Shanti Chettri, Sudha Rai, Meena Subba and Binashree Kharel, writing in Nepali, speak about gender discrimination, emancipation, and unrequited emotions. Manprasad Subba of Darjeeling, writes about his spiritual alienation, Udai Thulung of Mangpoo on the crisis of a Gorkha identity, while Vichandra Pradhan of Mirik writes on the loss of love and humanity. The late Jeewan Theeing of Gangtok wrote on the identity crisis of Sikkim after the 1975 merger.

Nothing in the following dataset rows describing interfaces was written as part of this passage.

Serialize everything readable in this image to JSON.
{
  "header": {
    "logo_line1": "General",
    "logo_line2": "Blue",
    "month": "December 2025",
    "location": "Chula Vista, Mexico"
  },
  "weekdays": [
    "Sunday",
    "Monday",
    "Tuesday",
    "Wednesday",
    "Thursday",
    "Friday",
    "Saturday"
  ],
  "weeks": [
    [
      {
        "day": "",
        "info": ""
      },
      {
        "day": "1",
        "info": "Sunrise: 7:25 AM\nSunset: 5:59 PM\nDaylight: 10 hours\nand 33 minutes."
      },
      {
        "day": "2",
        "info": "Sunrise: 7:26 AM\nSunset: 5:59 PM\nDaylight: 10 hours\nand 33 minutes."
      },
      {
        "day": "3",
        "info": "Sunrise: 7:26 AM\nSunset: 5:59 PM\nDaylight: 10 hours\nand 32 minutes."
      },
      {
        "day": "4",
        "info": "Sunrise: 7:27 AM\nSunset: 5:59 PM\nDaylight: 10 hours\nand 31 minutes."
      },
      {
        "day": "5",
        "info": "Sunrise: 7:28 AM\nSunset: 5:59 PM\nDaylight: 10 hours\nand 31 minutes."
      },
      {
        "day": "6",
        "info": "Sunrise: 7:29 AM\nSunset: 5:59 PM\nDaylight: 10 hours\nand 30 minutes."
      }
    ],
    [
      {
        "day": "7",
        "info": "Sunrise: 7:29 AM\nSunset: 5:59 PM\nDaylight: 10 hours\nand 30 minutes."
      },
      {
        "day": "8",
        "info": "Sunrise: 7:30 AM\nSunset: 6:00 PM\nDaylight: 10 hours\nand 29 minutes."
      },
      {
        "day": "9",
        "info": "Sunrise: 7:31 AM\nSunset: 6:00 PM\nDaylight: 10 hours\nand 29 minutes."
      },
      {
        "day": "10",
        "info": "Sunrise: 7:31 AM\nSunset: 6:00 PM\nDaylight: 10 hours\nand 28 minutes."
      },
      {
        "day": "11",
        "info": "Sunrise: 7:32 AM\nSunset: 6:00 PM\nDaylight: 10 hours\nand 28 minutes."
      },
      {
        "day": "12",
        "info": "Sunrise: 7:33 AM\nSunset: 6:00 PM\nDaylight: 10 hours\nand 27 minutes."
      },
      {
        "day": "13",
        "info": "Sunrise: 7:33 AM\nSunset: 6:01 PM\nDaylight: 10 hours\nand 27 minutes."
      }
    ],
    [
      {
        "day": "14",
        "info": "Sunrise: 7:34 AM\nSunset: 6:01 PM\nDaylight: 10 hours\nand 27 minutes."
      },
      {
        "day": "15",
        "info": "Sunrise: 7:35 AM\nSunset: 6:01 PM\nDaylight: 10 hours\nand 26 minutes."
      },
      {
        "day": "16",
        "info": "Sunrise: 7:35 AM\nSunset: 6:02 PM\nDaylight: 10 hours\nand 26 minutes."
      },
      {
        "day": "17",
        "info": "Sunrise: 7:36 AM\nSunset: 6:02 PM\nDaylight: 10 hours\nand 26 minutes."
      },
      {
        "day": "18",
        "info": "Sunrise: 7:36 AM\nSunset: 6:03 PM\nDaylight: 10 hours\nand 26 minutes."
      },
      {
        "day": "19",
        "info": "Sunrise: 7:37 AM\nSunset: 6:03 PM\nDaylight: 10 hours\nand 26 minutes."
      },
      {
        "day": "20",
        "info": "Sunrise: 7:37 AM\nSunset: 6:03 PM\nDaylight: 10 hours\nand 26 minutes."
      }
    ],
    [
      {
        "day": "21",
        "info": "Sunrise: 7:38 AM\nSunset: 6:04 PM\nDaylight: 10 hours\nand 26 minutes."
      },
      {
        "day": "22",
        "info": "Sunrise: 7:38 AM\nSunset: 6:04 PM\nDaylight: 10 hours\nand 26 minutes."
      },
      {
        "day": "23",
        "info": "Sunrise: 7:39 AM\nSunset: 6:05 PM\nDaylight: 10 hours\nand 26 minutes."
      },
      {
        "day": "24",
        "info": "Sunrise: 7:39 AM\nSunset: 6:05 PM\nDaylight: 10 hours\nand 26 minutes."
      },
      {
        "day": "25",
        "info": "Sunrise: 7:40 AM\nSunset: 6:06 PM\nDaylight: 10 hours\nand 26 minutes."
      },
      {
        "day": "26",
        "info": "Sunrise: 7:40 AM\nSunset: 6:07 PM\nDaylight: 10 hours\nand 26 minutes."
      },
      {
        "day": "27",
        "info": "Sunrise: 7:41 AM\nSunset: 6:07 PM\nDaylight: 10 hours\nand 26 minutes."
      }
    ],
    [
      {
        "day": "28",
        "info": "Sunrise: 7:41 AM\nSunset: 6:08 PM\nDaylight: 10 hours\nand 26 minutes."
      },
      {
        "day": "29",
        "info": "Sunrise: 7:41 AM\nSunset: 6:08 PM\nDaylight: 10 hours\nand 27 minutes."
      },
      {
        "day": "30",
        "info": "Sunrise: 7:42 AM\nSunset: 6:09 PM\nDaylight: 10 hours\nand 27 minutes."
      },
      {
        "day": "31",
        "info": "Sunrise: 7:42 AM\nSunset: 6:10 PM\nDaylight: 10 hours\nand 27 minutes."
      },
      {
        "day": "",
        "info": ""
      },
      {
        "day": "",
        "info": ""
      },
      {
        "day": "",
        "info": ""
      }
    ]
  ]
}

Among the newer writers are Prajwal Parajuly, Chetan Raj Shrestha, Yishey D, Pravin Khaling and Pravin Jumeli.
There in a dumping yard
I can see
The burnt, blonde petals of shattered marigolds
Still intact on a cotton thread
Strands of faith
Now droop into the load of the bin
I can tell you
From its sweet smell
It’s too young to die
(Yishey D, There in a Dumping Yard) Prajwal Parajuly (The Gurkha’s Daughter/ The Land Where I Flee) and Chetan Raj Shrestha (The King’s Harvest /The Light of his Clan) are two critically acclaimed novelists. Parajuly’s The Gurkha’s Daughteris a collection of short stories set against an Eastern Himalayan backdrop, while The Land Where I Flee explores the politics of society and family. Chetan’s The King’s Harvest is actually two novellas set in Sikkim and reads like a thriller. The Light of His Clan follows the intrigues and machinations of a political family in Gangtok.
Events like Converse and the more recent Chiya Kavita (literally translated as ‘Tea-Poetry’, a brainchild of the poet Pravin Khaling), have encouraged writers to showcase their work, giving them wider exposure and acceptance.
- spinach By Prajwal Parajuly: The Gurkha’s Daughter, Quercus, 2012; The Land Where I Flee, Quercus; 2013
- squash By Chetan Raj Shrestha: The King’s Harvest, Aleph Book Company, 2013; The Light of his Clan, Speaking Tiger, 2015.
- Queen The poems of Guru T Ladakhi and Tenzing Gyatso are yet to be published.
Pankaj Thapa is Associate Professor & Head Dept. of English, Sikkim Govt. College, Tadong. This essay was commissioned and was first published by the Goethe-Institut as part of its project ‘Poets Translating Poets’ between Germany and South Asia. www.goethe.de/ptp
Art: Arka Das